***** EXTRACTED INFORMATION

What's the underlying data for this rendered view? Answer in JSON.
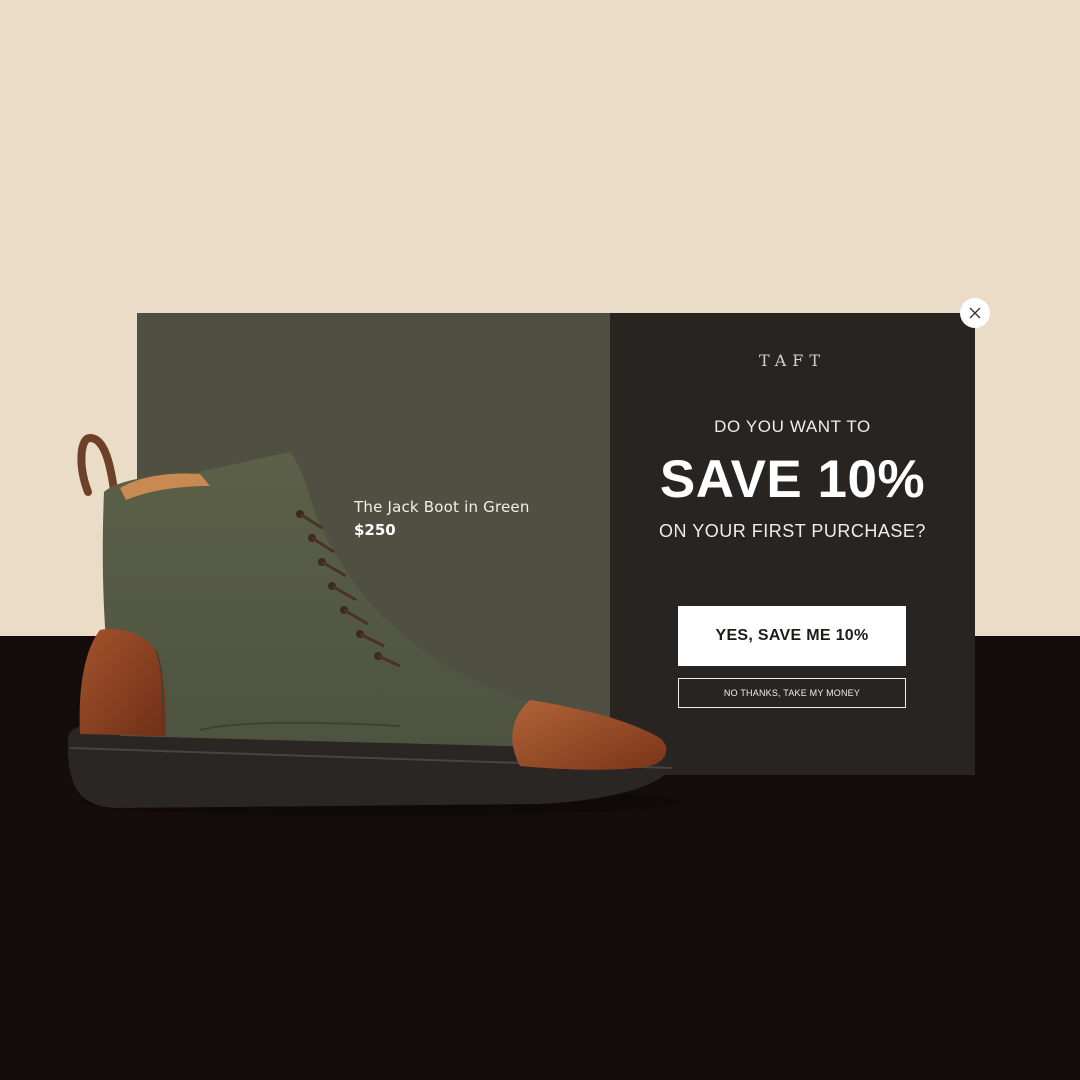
{
  "popup": {
    "brand_logo": "TAFT",
    "eyebrow": "DO YOU WANT TO",
    "headline": "SAVE 10%",
    "subline": "ON YOUR FIRST PURCHASE?",
    "accept_label": "YES, SAVE ME 10%",
    "decline_label": "NO THANKS, TAKE MY MONEY",
    "close_icon": "close-icon"
  },
  "product": {
    "name": "The Jack Boot in Green",
    "price": "$250",
    "image": "green-boot-image"
  },
  "colors": {
    "background_top": "#eadcc6",
    "background_bottom": "#140d0c",
    "panel_left": "#4f5041",
    "panel_right": "#282421",
    "accent_button": "#ffffff"
  }
}
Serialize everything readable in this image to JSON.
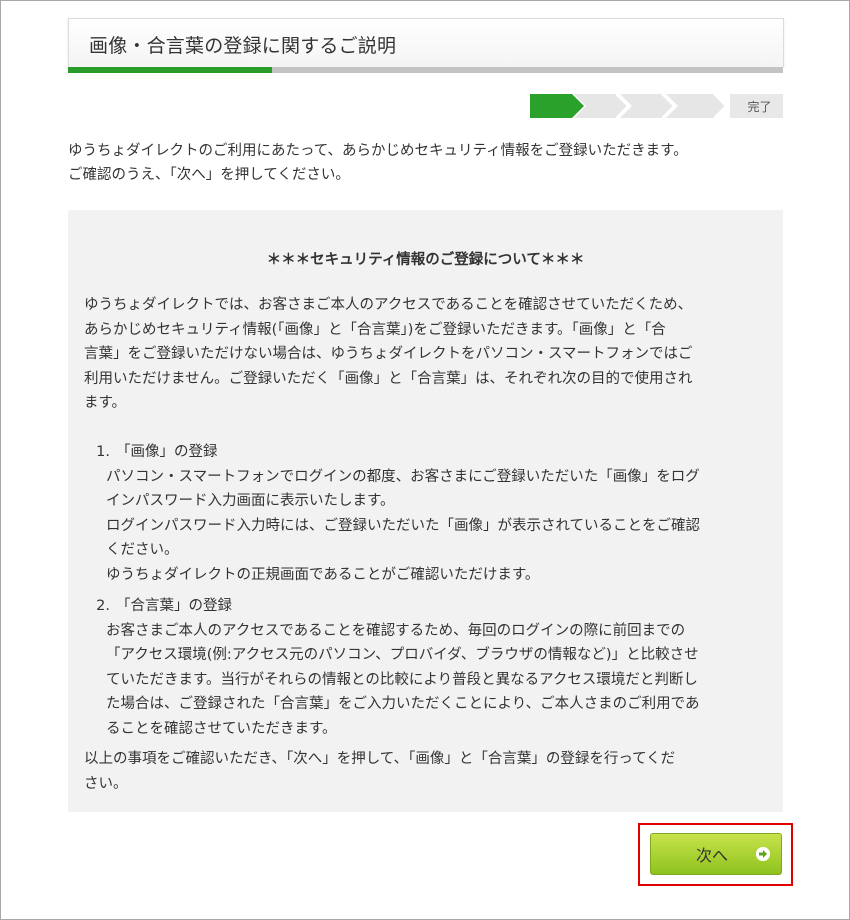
{
  "header": {
    "title": "画像・合言葉の登録に関するご説明",
    "progress_fraction": 0.285
  },
  "steps": {
    "total": 4,
    "current": 1,
    "done_label": "完了"
  },
  "intro": {
    "line1": "ゆうちょダイレクトのご利用にあたって、あらかじめセキュリティ情報をご登録いただきます。",
    "line2": "ご確認のうえ、「次へ」を押してください。"
  },
  "panel": {
    "heading": "＊＊＊セキュリティ情報のご登録について＊＊＊",
    "paragraph": [
      "ゆうちょダイレクトでは、お客さまご本人のアクセスであることを確認させていただくため、",
      "あらかじめセキュリティ情報(「画像」と「合言葉」)をご登録いただきます。「画像」と「合",
      "言葉」をご登録いただけない場合は、ゆうちょダイレクトをパソコン・スマートフォンではご",
      "利用いただけません。ご登録いただく「画像」と「合言葉」は、それぞれ次の目的で使用され",
      "ます。"
    ],
    "items": [
      {
        "number": "1.",
        "title": "「画像」の登録",
        "lines": [
          "パソコン・スマートフォンでログインの都度、お客さまにご登録いただいた「画像」をログ",
          "インパスワード入力画面に表示いたします。",
          "ログインパスワード入力時には、ご登録いただいた「画像」が表示されていることをご確認",
          "ください。",
          "ゆうちょダイレクトの正規画面であることがご確認いただけます。"
        ]
      },
      {
        "number": "2.",
        "title": "「合言葉」の登録",
        "lines": [
          "お客さまご本人のアクセスであることを確認するため、毎回のログインの際に前回までの",
          "「アクセス環境(例:アクセス元のパソコン、プロバイダ、ブラウザの情報など)」と比較させ",
          "ていただきます。当行がそれらの情報との比較により普段と異なるアクセス環境だと判断し",
          "た場合は、ご登録された「合言葉」をご入力いただくことにより、ご本人さまのご利用であ",
          "ることを確認させていただきます。"
        ]
      }
    ],
    "closing": [
      "以上の事項をご確認いただき、「次へ」を押して、「画像」と「合言葉」の登録を行ってくだ",
      "さい。"
    ]
  },
  "footer": {
    "next_label": "次へ"
  },
  "colors": {
    "progress_fill": "#2a9a2a",
    "step_active": "#2aa12a",
    "step_inactive": "#e6e6e6",
    "button_top": "#c7e34a",
    "button_bottom": "#8fc31f",
    "highlight": "#e00000",
    "arrow_icon": "#5aa61a"
  }
}
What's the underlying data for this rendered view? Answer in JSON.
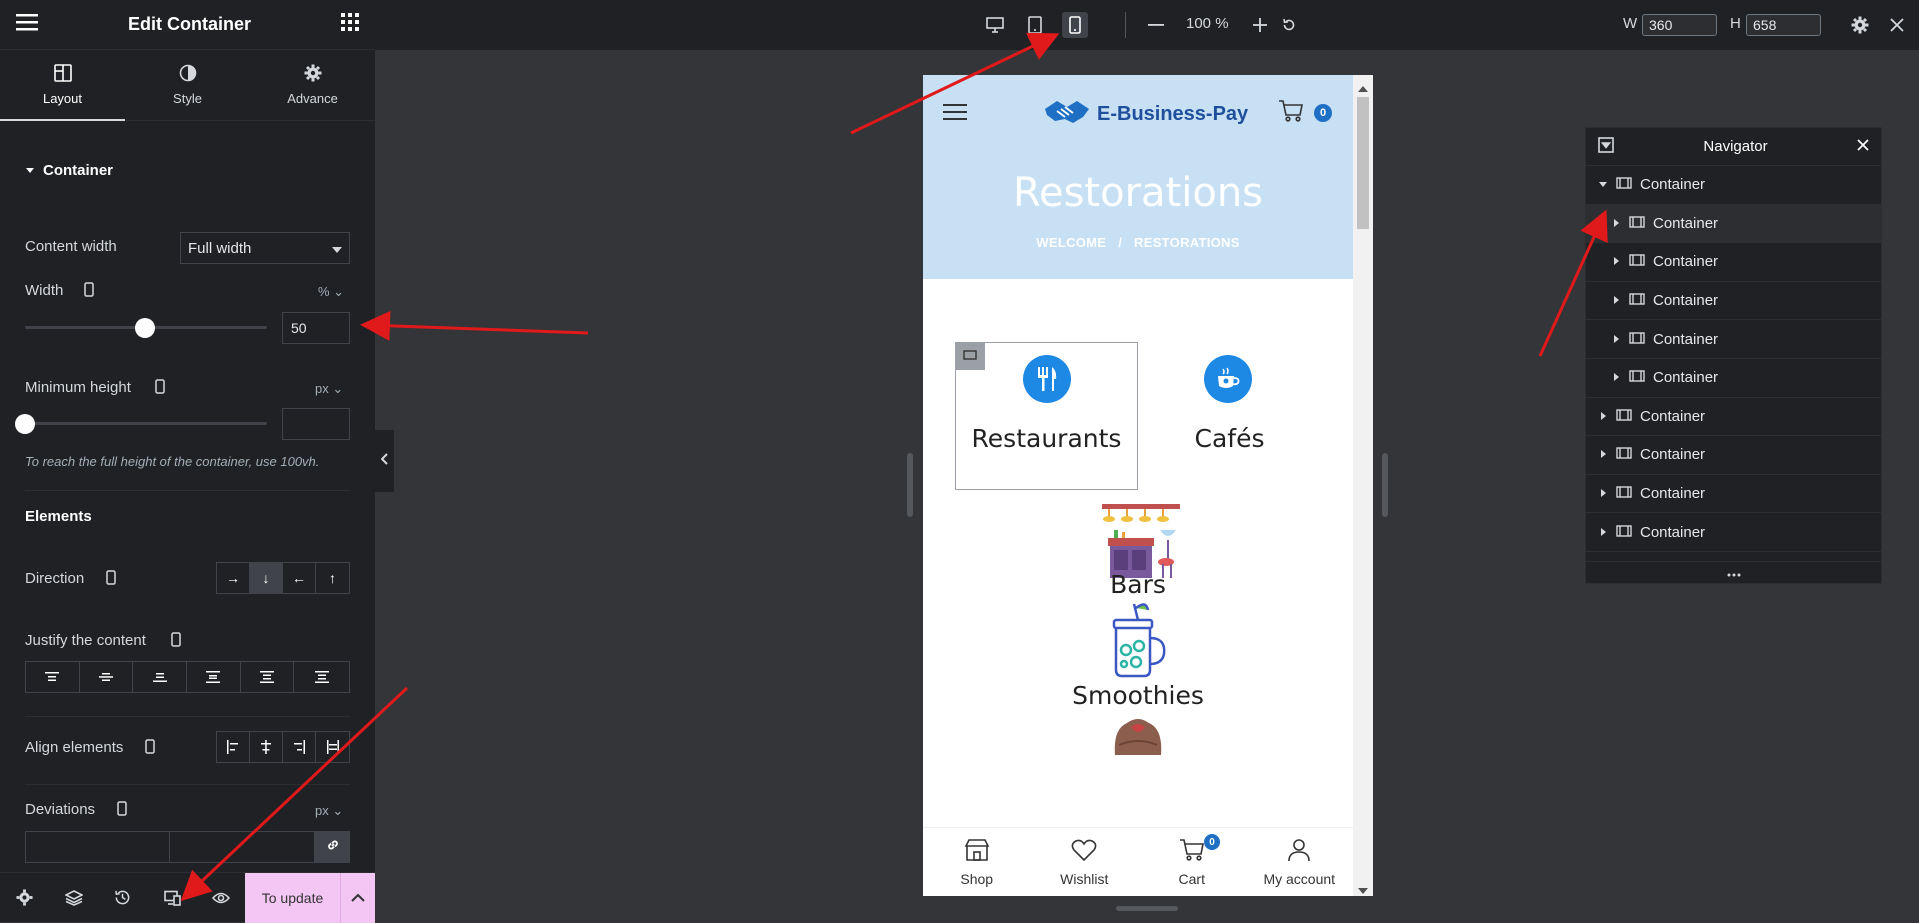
{
  "editor": {
    "header_title": "Edit Container",
    "tabs": [
      {
        "label": "Layout",
        "icon": "layout-icon",
        "active": true
      },
      {
        "label": "Style",
        "icon": "half-circle-icon",
        "active": false
      },
      {
        "label": "Advance",
        "icon": "gear-icon",
        "active": false
      }
    ],
    "section_title": "Container",
    "content_width": {
      "label": "Content width",
      "value": "Full width"
    },
    "width": {
      "label": "Width",
      "unit": "%",
      "value": "50",
      "slider_fraction": 0.5
    },
    "min_height": {
      "label": "Minimum height",
      "unit": "px",
      "value": "",
      "slider_fraction": 0
    },
    "min_height_hint": "To reach the full height of the container, use 100vh.",
    "elements_title": "Elements",
    "direction": {
      "label": "Direction",
      "options": [
        "→",
        "↓",
        "←",
        "↑"
      ],
      "selected": 1
    },
    "justify": {
      "label": "Justify the content"
    },
    "align": {
      "label": "Align elements"
    },
    "deviations": {
      "label": "Deviations",
      "unit": "px"
    },
    "update_label": "To update"
  },
  "topbar": {
    "zoom": "100 %",
    "w_label": "W",
    "w_value": "360",
    "h_label": "H",
    "h_value": "658"
  },
  "site": {
    "logo_text": "E-Business-Pay",
    "cart_count": "0",
    "hero_title": "Restorations",
    "breadcrumb_home": "WELCOME",
    "breadcrumb_sep": "/",
    "breadcrumb_current": "RESTORATIONS",
    "categories": [
      "Restaurants",
      "Cafés",
      "Bars",
      "Smoothies"
    ],
    "bottom_nav": [
      "Shop",
      "Wishlist",
      "Cart",
      "My account"
    ],
    "bottom_cart_count": "0"
  },
  "navigator": {
    "title": "Navigator",
    "items": [
      {
        "label": "Container",
        "level": 0,
        "expanded": true
      },
      {
        "label": "Container",
        "level": 1,
        "highlight": true
      },
      {
        "label": "Container",
        "level": 1
      },
      {
        "label": "Container",
        "level": 1
      },
      {
        "label": "Container",
        "level": 1
      },
      {
        "label": "Container",
        "level": 1
      },
      {
        "label": "Container",
        "level": 0
      },
      {
        "label": "Container",
        "level": 0
      },
      {
        "label": "Container",
        "level": 0
      },
      {
        "label": "Container",
        "level": 0
      }
    ]
  },
  "colors": {
    "panel_bg": "#1f2124",
    "canvas_bg": "#333538",
    "hero_bg": "#c7e0f4",
    "update_button": "#f4c6f4",
    "annotation_arrow": "#e0191b",
    "brand_blue": "#1f6fc5"
  }
}
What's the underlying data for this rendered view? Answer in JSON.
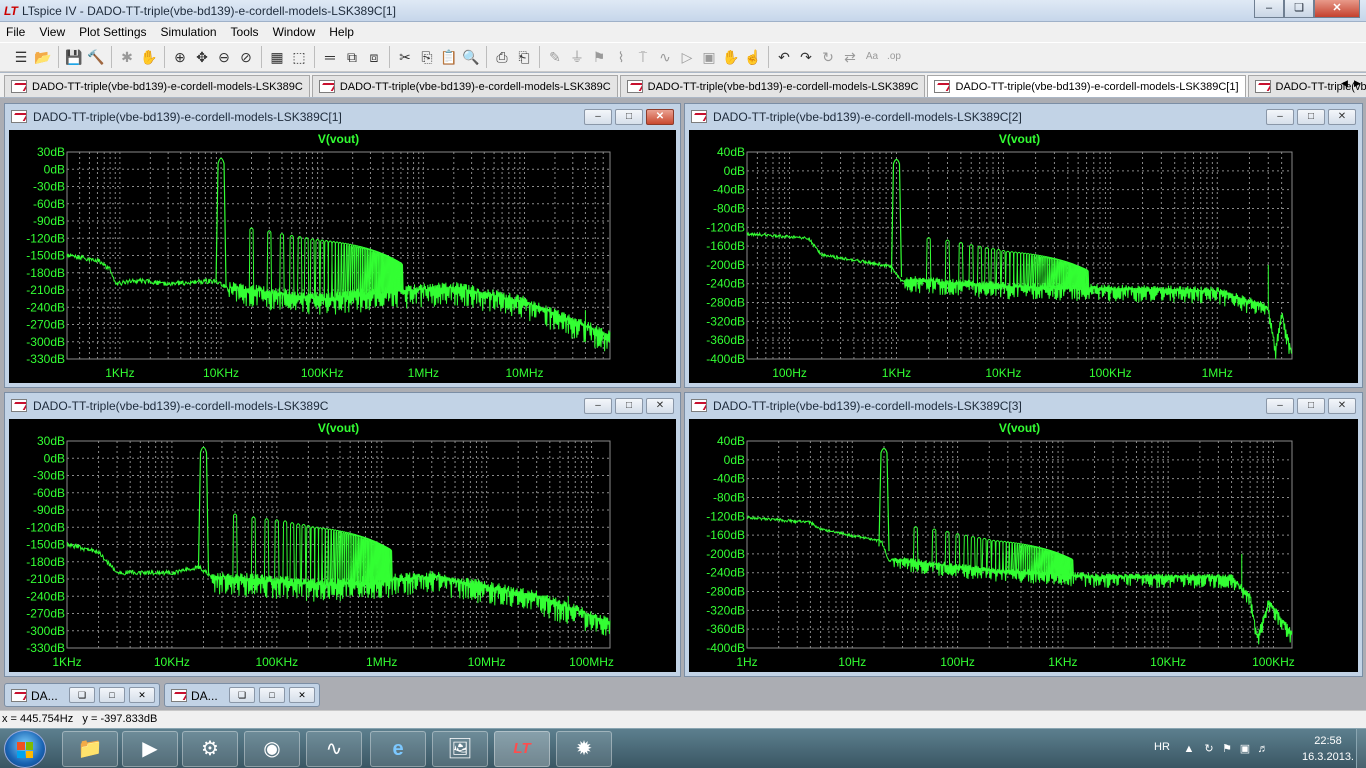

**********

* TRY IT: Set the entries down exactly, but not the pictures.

* OUTPUT OF THE TASK:
What's the underlying data for this rendered view? Answer in JSON.
{
  "popup": {
    "brand_logo": "TAFT",
    "eyebrow": "DO YOU WANT TO",
    "headline": "SAVE 10%",
    "subline": "ON YOUR FIRST PURCHASE?",
    "accept_label": "YES, SAVE ME 10%",
    "decline_label": "NO THANKS, TAKE MY MONEY",
    "close_icon": "close-icon"
  },
  "product": {
    "name": "The Jack Boot in Green",
    "price": "$250",
    "image": "green-boot-image"
  },
  "colors": {
    "background_top": "#eadcc6",
    "background_bottom": "#140d0c",
    "panel_left": "#4f5041",
    "panel_right": "#282421",
    "accent_button": "#ffffff"
  }
}
Serialize everything readable in this image to JSON.
{
  "header": {
    "title": "画像・合言葉の登録に関するご説明",
    "progress_fraction": 0.285
  },
  "steps": {
    "total": 4,
    "current": 1,
    "done_label": "完了"
  },
  "intro": {
    "line1": "ゆうちょダイレクトのご利用にあたって、あらかじめセキュリティ情報をご登録いただきます。",
    "line2": "ご確認のうえ、「次へ」を押してください。"
  },
  "panel": {
    "heading": "＊＊＊セキュリティ情報のご登録について＊＊＊",
    "paragraph": [
      "ゆうちょダイレクトでは、お客さまご本人のアクセスであることを確認させていただくため、",
      "あらかじめセキュリティ情報(「画像」と「合言葉」)をご登録いただきます。「画像」と「合",
      "言葉」をご登録いただけない場合は、ゆうちょダイレクトをパソコン・スマートフォンではご",
      "利用いただけません。ご登録いただく「画像」と「合言葉」は、それぞれ次の目的で使用され",
      "ます。"
    ],
    "items": [
      {
        "number": "1.",
        "title": "「画像」の登録",
        "lines": [
          "パソコン・スマートフォンでログインの都度、お客さまにご登録いただいた「画像」をログ",
          "インパスワード入力画面に表示いたします。",
          "ログインパスワード入力時には、ご登録いただいた「画像」が表示されていることをご確認",
          "ください。",
          "ゆうちょダイレクトの正規画面であることがご確認いただけます。"
        ]
      },
      {
        "number": "2.",
        "title": "「合言葉」の登録",
        "lines": [
          "お客さまご本人のアクセスであることを確認するため、毎回のログインの際に前回までの",
          "「アクセス環境(例:アクセス元のパソコン、プロバイダ、ブラウザの情報など)」と比較させ",
          "ていただきます。当行がそれらの情報との比較により普段と異なるアクセス環境だと判断し",
          "た場合は、ご登録された「合言葉」をご入力いただくことにより、ご本人さまのご利用であ",
          "ることを確認させていただきます。"
        ]
      }
    ],
    "closing": [
      "以上の事項をご確認いただき、「次へ」を押して、「画像」と「合言葉」の登録を行ってくだ",
      "さい。"
    ]
  },
  "footer": {
    "next_label": "次へ"
  },
  "colors": {
    "progress_fill": "#2a9a2a",
    "step_active": "#2aa12a",
    "step_inactive": "#e6e6e6",
    "button_top": "#c7e34a",
    "button_bottom": "#8fc31f",
    "highlight": "#e00000",
    "arrow_icon": "#5aa61a"
  }
}
What's the underlying data for this rendered view? Answer in JSON.
{
  "editor": {
    "header_title": "Edit Container",
    "tabs": [
      {
        "label": "Layout",
        "icon": "layout-icon",
        "active": true
      },
      {
        "label": "Style",
        "icon": "half-circle-icon",
        "active": false
      },
      {
        "label": "Advance",
        "icon": "gear-icon",
        "active": false
      }
    ],
    "section_title": "Container",
    "content_width": {
      "label": "Content width",
      "value": "Full width"
    },
    "width": {
      "label": "Width",
      "unit": "%",
      "value": "50",
      "slider_fraction": 0.5
    },
    "min_height": {
      "label": "Minimum height",
      "unit": "px",
      "value": "",
      "slider_fraction": 0
    },
    "min_height_hint": "To reach the full height of the container, use 100vh.",
    "elements_title": "Elements",
    "direction": {
      "label": "Direction",
      "options": [
        "→",
        "↓",
        "←",
        "↑"
      ],
      "selected": 1
    },
    "justify": {
      "label": "Justify the content"
    },
    "align": {
      "label": "Align elements"
    },
    "deviations": {
      "label": "Deviations",
      "unit": "px"
    },
    "update_label": "To update"
  },
  "topbar": {
    "zoom": "100 %",
    "w_label": "W",
    "w_value": "360",
    "h_label": "H",
    "h_value": "658"
  },
  "site": {
    "logo_text": "E-Business-Pay",
    "cart_count": "0",
    "hero_title": "Restorations",
    "breadcrumb_home": "WELCOME",
    "breadcrumb_sep": "/",
    "breadcrumb_current": "RESTORATIONS",
    "categories": [
      "Restaurants",
      "Cafés",
      "Bars",
      "Smoothies"
    ],
    "bottom_nav": [
      "Shop",
      "Wishlist",
      "Cart",
      "My account"
    ],
    "bottom_cart_count": "0"
  },
  "navigator": {
    "title": "Navigator",
    "items": [
      {
        "label": "Container",
        "level": 0,
        "expanded": true
      },
      {
        "label": "Container",
        "level": 1,
        "highlight": true
      },
      {
        "label": "Container",
        "level": 1
      },
      {
        "label": "Container",
        "level": 1
      },
      {
        "label": "Container",
        "level": 1
      },
      {
        "label": "Container",
        "level": 1
      },
      {
        "label": "Container",
        "level": 0
      },
      {
        "label": "Container",
        "level": 0
      },
      {
        "label": "Container",
        "level": 0
      },
      {
        "label": "Container",
        "level": 0
      }
    ]
  },
  "colors": {
    "panel_bg": "#1f2124",
    "canvas_bg": "#333538",
    "hero_bg": "#c7e0f4",
    "update_button": "#f4c6f4",
    "annotation_arrow": "#e0191b",
    "brand_blue": "#1f6fc5"
  }
}
What's the underlying data for this rendered view? Answer in JSON.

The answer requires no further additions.